How CRISPR went from a small curiosity to a Nobel-Prize-winning breakthrough
With the announcement that IGI founder Jennifer Doudna shared the 2020 Nobel Prize in Chemistry with her collaborator Emmanuelle Charpentier of the Max Planck Institute, we wanted to look back at the origins of the work developing the revolutionary CRISPR-Cas9 genome-editing technology. Since the groundbreaking 2012 paper in Science, the CRISPR-Cas9 system has been used worldwide in basic research uncovering fundamental truths about living organisms, and in diverse applications in disease diagnosis, medical therapeutics, agriculture, bioenergy, and more.
Learn about Jennifer’s life and scientific path, in her own words:
Setting out to understand how bacteria defend themselves against viruses, Doudna, Charpentier, and colleagues began studying a curious bacterial immune system called CRISPR. As they discovered how the system works, they saw the opportunity to tweak it to create a technology that could edit the genes of almost any living being.
Learn about CRISPR basics, and watch the video below or listen to “Update: CRISPR” from WNYC’s Radiolab to learn more about the origins of CRISPR-Cas9 technology:
Radiolab: “Update: CRISPR”
This innovation has permanently changed the course of biology, medicine, agriculture, and climate research.
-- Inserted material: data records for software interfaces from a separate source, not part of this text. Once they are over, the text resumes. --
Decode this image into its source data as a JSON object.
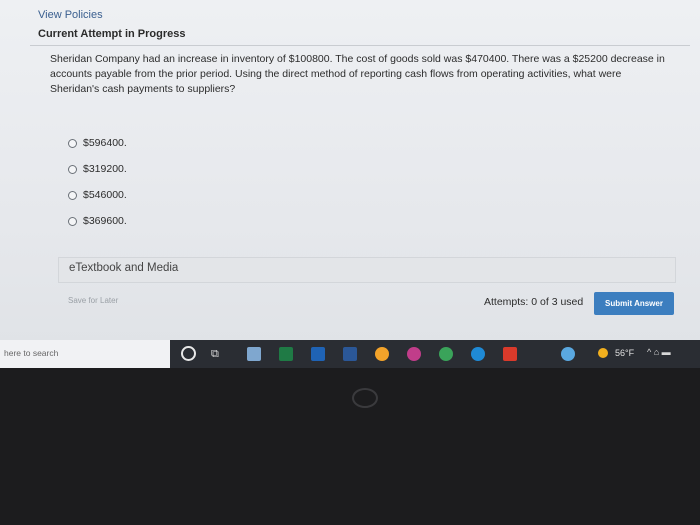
{
  "header": {
    "view_policies": "View Policies",
    "current_attempt": "Current Attempt in Progress"
  },
  "question": {
    "text": "Sheridan Company had an increase in inventory of $100800. The cost of goods sold was $470400. There was a $25200 decrease in accounts payable from the prior period. Using the direct method of reporting cash flows from operating activities, what were Sheridan's cash payments to suppliers?"
  },
  "options": [
    {
      "label": "$596400."
    },
    {
      "label": "$319200."
    },
    {
      "label": "$546000."
    },
    {
      "label": "$369600."
    }
  ],
  "etextbook": {
    "label": "eTextbook and Media"
  },
  "footer": {
    "save_later": "Save for Later",
    "attempts": "Attempts: 0 of 3 used",
    "submit": "Submit Answer"
  },
  "taskbar": {
    "search_placeholder": "here to search",
    "weather_temp": "56°F",
    "tray": "^ ⌂ ▬"
  },
  "colors": {
    "accent": "#3c7ebf",
    "taskbar": "#2a2d33"
  }
}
Scientists have used this technology to alter the DNA of hundreds of organisms, treat human diseases, engineer disease- and drought-resistant crops, and decipher previously unanswerable questions about the human genome.
In 2014, Doudna founded the Innovative Genomics Institute, a collaboration between UC Berkeley and UC San Francisco that brings together the best researchers from the Bay Area. As the President and Chair of the Governance Board, she guides the IGI in its mission to develop and deploy genome-editing technology for the public good. Under her leadership, IGI research focuses on advancing genome-editing technology, treating human diseases, and developing sustainable agriculture to end hunger and withstand climate change. IGI is also committed to understanding the societal impacts of genome-editing technology, helping guide responsible regulation, and engaging the public in this scientific revolution.
In addition to her scientific achievements, Doudna spearheads the global conversation surrounding the ethical and regulatory implications of genome editing. The legacy of CRISPR technology will reverberate for generations, impacting the environment, human health, and beyond.
To explore how CRISPR could — or should — be used, watch Doudna’s TED Talk:
And watch the 2019 documentary Human Nature from Executive Produce Dan Rather and The Wonder Collaborative (preview below):